══ Data for this exercise
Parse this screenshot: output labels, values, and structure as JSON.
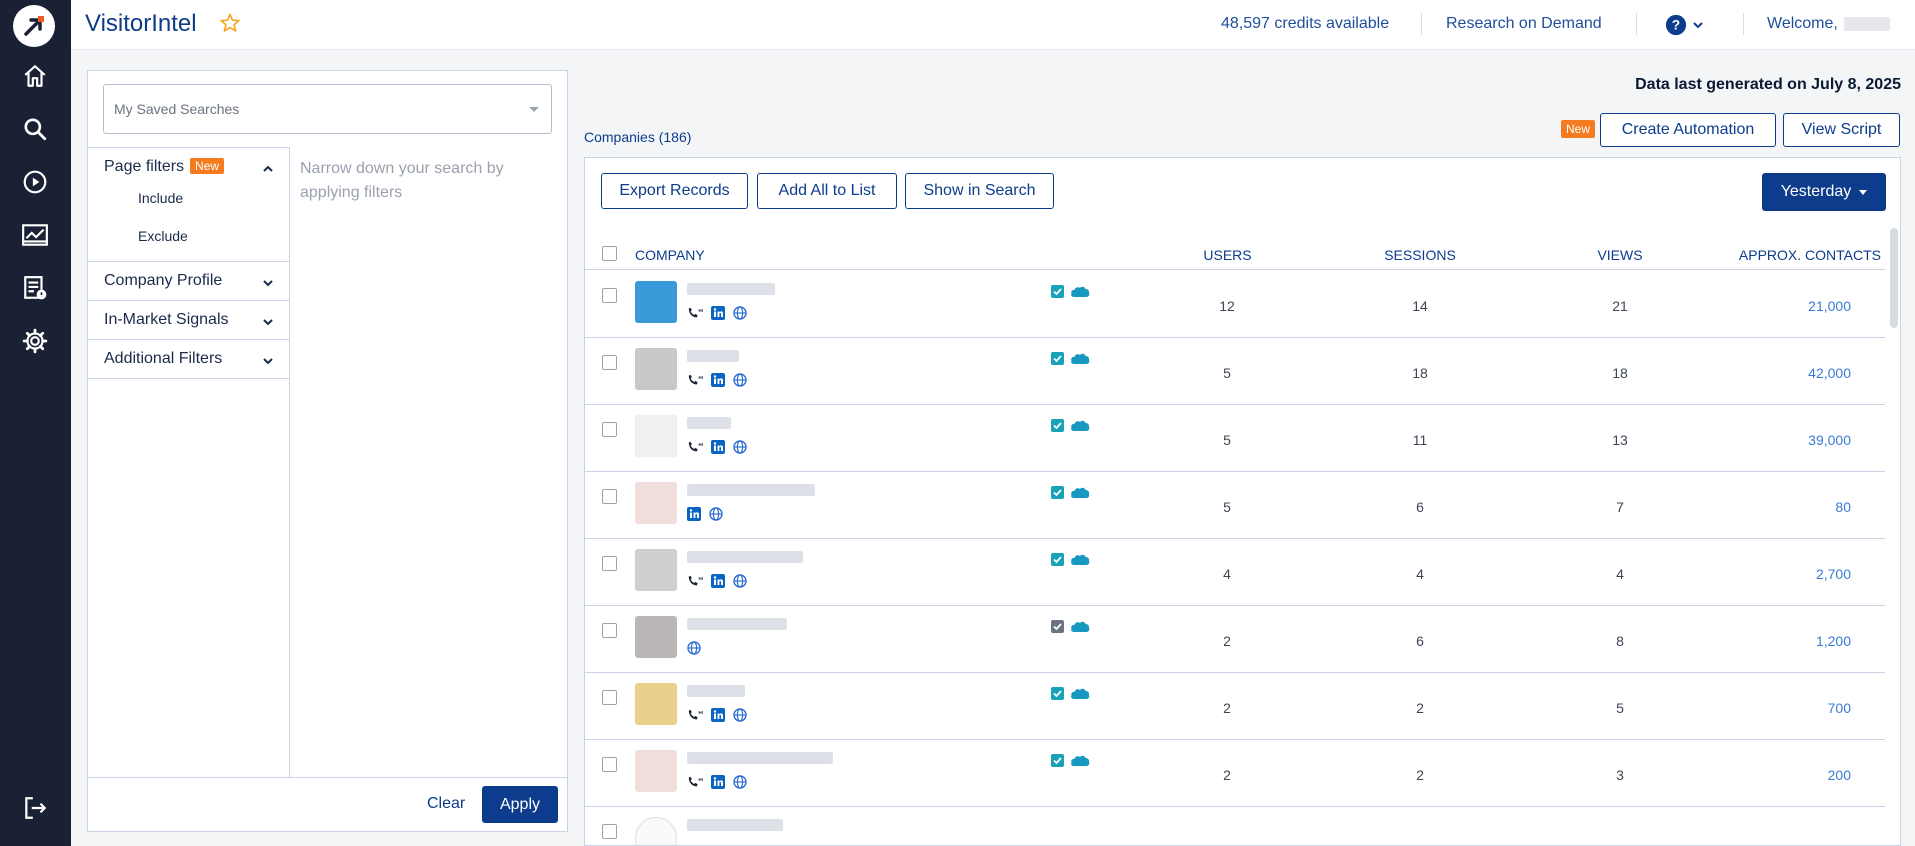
{
  "app": {
    "title": "VisitorIntel"
  },
  "header": {
    "credits": "48,597 credits available",
    "research_on_demand": "Research on Demand",
    "welcome": "Welcome,"
  },
  "rail": {
    "icons": [
      "home-icon",
      "search-icon",
      "play-icon",
      "analytics-icon",
      "report-icon",
      "settings-icon",
      "logout-icon"
    ]
  },
  "filters": {
    "saved_searches_placeholder": "My Saved Searches",
    "page_filters_label": "Page filters",
    "new_badge": "New",
    "include_label": "Include",
    "exclude_label": "Exclude",
    "company_profile_label": "Company Profile",
    "in_market_label": "In-Market Signals",
    "additional_label": "Additional Filters",
    "hint": "Narrow down your search by applying filters",
    "clear_label": "Clear",
    "apply_label": "Apply"
  },
  "main": {
    "generated": "Data last generated on July 8, 2025",
    "companies_label": "Companies (186)",
    "new_badge": "New",
    "create_automation": "Create Automation",
    "view_script": "View Script",
    "export_records": "Export Records",
    "add_all_to_list": "Add All to List",
    "show_in_search": "Show in Search",
    "date_range": "Yesterday"
  },
  "table": {
    "columns": {
      "company": "COMPANY",
      "users": "USERS",
      "sessions": "SESSIONS",
      "views": "VIEWS",
      "contacts": "APPROX. CONTACTS"
    },
    "rows": [
      {
        "users": "12",
        "sessions": "14",
        "views": "21",
        "contacts": "21,000"
      },
      {
        "users": "5",
        "sessions": "18",
        "views": "18",
        "contacts": "42,000"
      },
      {
        "users": "5",
        "sessions": "11",
        "views": "13",
        "contacts": "39,000"
      },
      {
        "users": "5",
        "sessions": "6",
        "views": "7",
        "contacts": "80"
      },
      {
        "users": "4",
        "sessions": "4",
        "views": "4",
        "contacts": "2,700"
      },
      {
        "users": "2",
        "sessions": "6",
        "views": "8",
        "contacts": "1,200"
      },
      {
        "users": "2",
        "sessions": "2",
        "views": "5",
        "contacts": "700"
      },
      {
        "users": "2",
        "sessions": "2",
        "views": "3",
        "contacts": "200"
      }
    ]
  },
  "colors": {
    "brand_navy": "#0d3c8c",
    "rail_bg": "#1b2134",
    "accent_orange": "#f47b20",
    "link_blue": "#3a7bd5"
  }
}
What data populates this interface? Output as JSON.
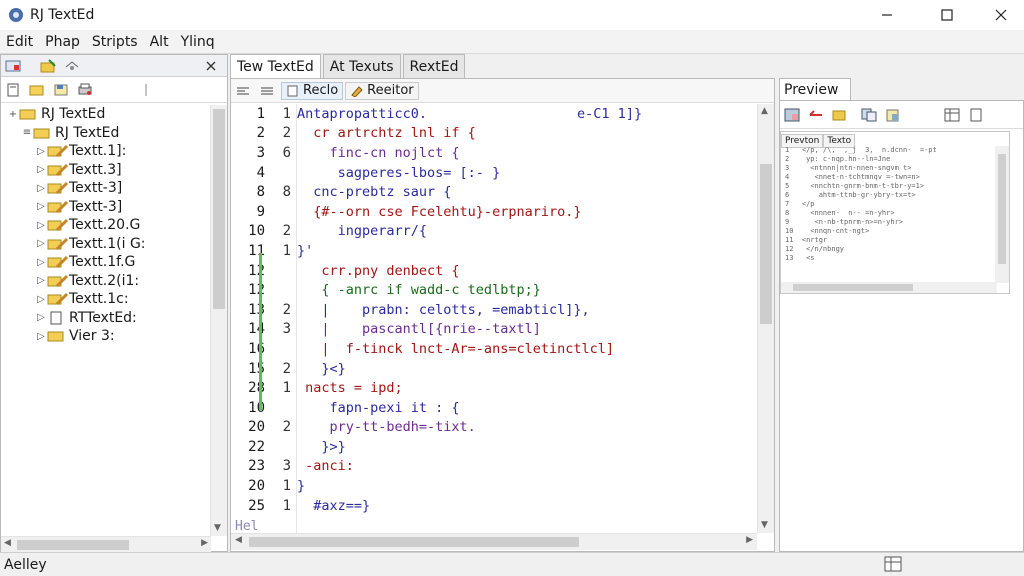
{
  "window": {
    "title": "RJ TextEd"
  },
  "menu": [
    "Edit",
    "Phap",
    "Stripts",
    "Alt",
    "Ylinq"
  ],
  "left_panel": {
    "tree": [
      {
        "label": "RJ TextEd",
        "level": 0,
        "exp": "+",
        "icon": "folder"
      },
      {
        "label": "RJ TextEd",
        "level": 1,
        "exp": "-",
        "icon": "folder"
      },
      {
        "label": "Textt.1]:",
        "level": 2,
        "exp": "+",
        "icon": "folder-pencil"
      },
      {
        "label": "Textt.3]",
        "level": 2,
        "exp": "+",
        "icon": "folder-pencil"
      },
      {
        "label": "Textt-3]",
        "level": 2,
        "exp": "+",
        "icon": "folder-pencil"
      },
      {
        "label": "Textt-3]",
        "level": 2,
        "exp": "+",
        "icon": "folder-pencil"
      },
      {
        "label": "Textt.20.G",
        "level": 2,
        "exp": "+",
        "icon": "folder-pencil"
      },
      {
        "label": "Textt.1(i G:",
        "level": 2,
        "exp": "+",
        "icon": "folder-pencil"
      },
      {
        "label": "Textt.1f.G",
        "level": 2,
        "exp": "+",
        "icon": "folder-pencil"
      },
      {
        "label": "Textt.2(i1:",
        "level": 2,
        "exp": "+",
        "icon": "folder-pencil"
      },
      {
        "label": "Textt.1c:",
        "level": 2,
        "exp": "+",
        "icon": "folder-pencil"
      },
      {
        "label": "RTTextEd:",
        "level": 2,
        "exp": "+",
        "icon": "file"
      },
      {
        "label": "Vier 3:",
        "level": 2,
        "exp": "+",
        "icon": "folder"
      }
    ]
  },
  "tabs": [
    {
      "label": "Tew TextEd",
      "active": true
    },
    {
      "label": "At Texuts",
      "active": false
    },
    {
      "label": "RextEd",
      "active": false
    }
  ],
  "editor": {
    "toolbar": {
      "btn1": "Reclo",
      "btn2": "Reeitor"
    },
    "line_numbers": [
      "1",
      "2",
      "3",
      "4",
      "8",
      "9",
      "10",
      "11",
      "12",
      "12",
      "13",
      "14",
      "16",
      "15",
      "28",
      "10",
      "20",
      "22",
      "23",
      "20",
      "25"
    ],
    "fold_numbers": [
      "1",
      "2",
      "6",
      "",
      "8",
      "",
      "2",
      "1",
      "",
      "",
      "2",
      "3",
      "",
      "2",
      "1",
      "",
      "2",
      "",
      "3",
      "1",
      "1"
    ],
    "lines": [
      {
        "text": "Antapropatticc0.",
        "right": "e-C1 1]}",
        "c": "k1"
      },
      {
        "text": "  cr artrchtz lnl if {",
        "c": "k2"
      },
      {
        "text": "    finc-cn nojlct {",
        "c": "k3"
      },
      {
        "text": "     sagperes-lbos= [:- }",
        "c": "k1"
      },
      {
        "text": "  cnc-prebtz saur {",
        "c": "k1"
      },
      {
        "text": "  {#--orn cse Fcelehtu}-erpnariro.}",
        "c": "k2"
      },
      {
        "text": "     ingperarr/{",
        "c": "k1"
      },
      {
        "text": "}'",
        "c": "k1"
      },
      {
        "text": "   crr.pny denbect {",
        "c": "k2"
      },
      {
        "text": "   { -anrc if wadd-c tedlbtp;}",
        "c": "k4"
      },
      {
        "text": "   |    prabn: celotts, =emabticl]},",
        "c": "k1"
      },
      {
        "text": "   |    pascantl[{nrie--taxtl]",
        "c": "k3"
      },
      {
        "text": "   |  f-tinck lnct-Ar=-ans=cletinctlcl]",
        "c": "k2"
      },
      {
        "text": "   }<}",
        "c": "k1"
      },
      {
        "text": " nacts = ipd;",
        "c": "k2"
      },
      {
        "text": "    fapn-pexi it : {",
        "c": "k1"
      },
      {
        "text": "    pry-tt-bedh=-tixt.",
        "c": "k3"
      },
      {
        "text": "   }>}",
        "c": "k1"
      },
      {
        "text": " -anci:",
        "c": "k2"
      },
      {
        "text": "}",
        "c": "k1"
      },
      {
        "text": "  #axz==}",
        "c": "k1"
      }
    ],
    "partial_line": "Hel"
  },
  "preview": {
    "tab_label": "Preview",
    "inner_tabs": [
      "Prevton",
      "Texto"
    ],
    "mini_lines": [
      "1   </p, /\\,  ,_j  3,  n.dcnn-  =-pt",
      "2    yp: c-nqp.hn--ln=Jne",
      "3     <ntnnn|ntn-nnen-sngvm t>",
      "4      <nnet-n-tchtmnqv =-twn=n>",
      "5     <nnchtn-gnrm-bnm-t-tbr-y=1>",
      "6       ahtm-ttnb-gr-ybry-tx=t>",
      "7   </p",
      "8     <nnnen-  n-- =n-yhr>",
      "9      <n-nb-tpnrm-n>=n-yhr>",
      "10    <nnqn-cnt-ngt>",
      "11  <nrtgr",
      "12   </n/nbngy",
      "13   <s"
    ]
  },
  "status": {
    "text": "Aelley"
  }
}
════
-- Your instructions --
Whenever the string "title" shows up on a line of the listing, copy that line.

-- Result of this exercise --
    "title": "VisitorIntel"
    "title": "RJ TextEd"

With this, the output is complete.